[Data about app and page elements]
....
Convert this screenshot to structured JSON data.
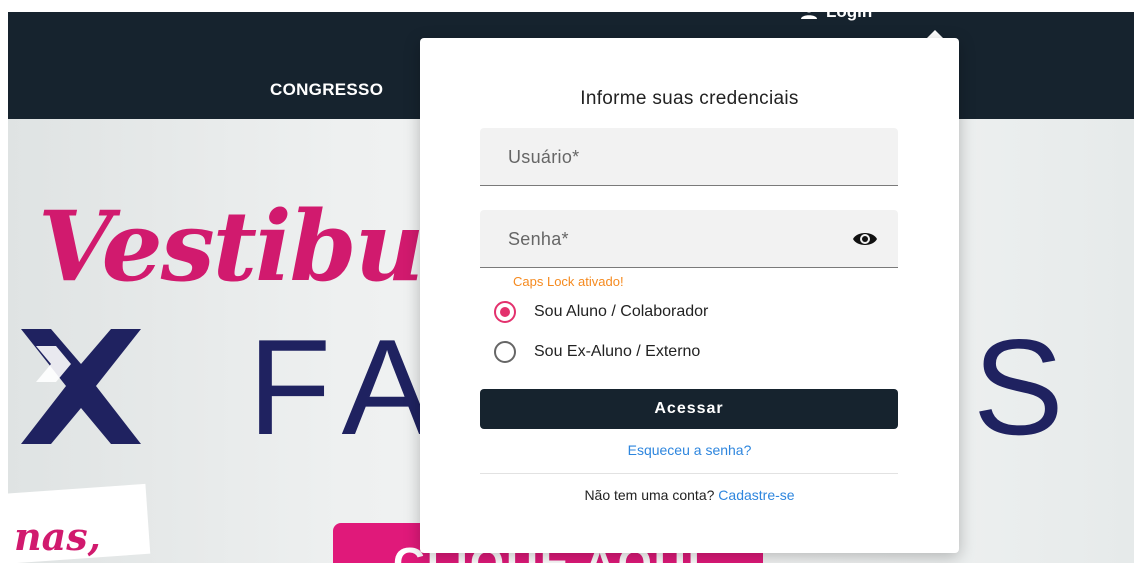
{
  "header": {
    "nav_item": "CONGRESSO",
    "login_label": "Login",
    "login_icon": "user-icon"
  },
  "hero": {
    "script_word": "Vestibul",
    "brand_left": "FA",
    "brand_right": "S",
    "slogan_fragment": "nas,",
    "cta_text": "CLIQUE AQUI",
    "colors": {
      "script": "#d11a6e",
      "brand": "#1f2260",
      "cta": "#e0197a"
    }
  },
  "login_popup": {
    "title": "Informe suas credenciais",
    "username_label": "Usuário*",
    "password_label": "Senha*",
    "password_visibility_icon": "eye-icon",
    "caps_lock_warning": "Caps Lock ativado!",
    "user_types": [
      {
        "label": "Sou Aluno / Colaborador",
        "selected": true
      },
      {
        "label": "Sou Ex-Aluno / Externo",
        "selected": false
      }
    ],
    "submit_label": "Acessar",
    "forgot_password": "Esqueceu a senha?",
    "signup_prompt": "Não tem uma conta?",
    "signup_link": "Cadastre-se"
  },
  "colors": {
    "header_bg": "#16232e",
    "accent": "#e3316d",
    "link": "#2e86de",
    "warning": "#f58a1f"
  }
}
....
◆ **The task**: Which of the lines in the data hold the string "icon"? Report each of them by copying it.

◆ **Reply to the task**:
    "login_icon": "user-icon"
    "password_visibility_icon": "eye-icon",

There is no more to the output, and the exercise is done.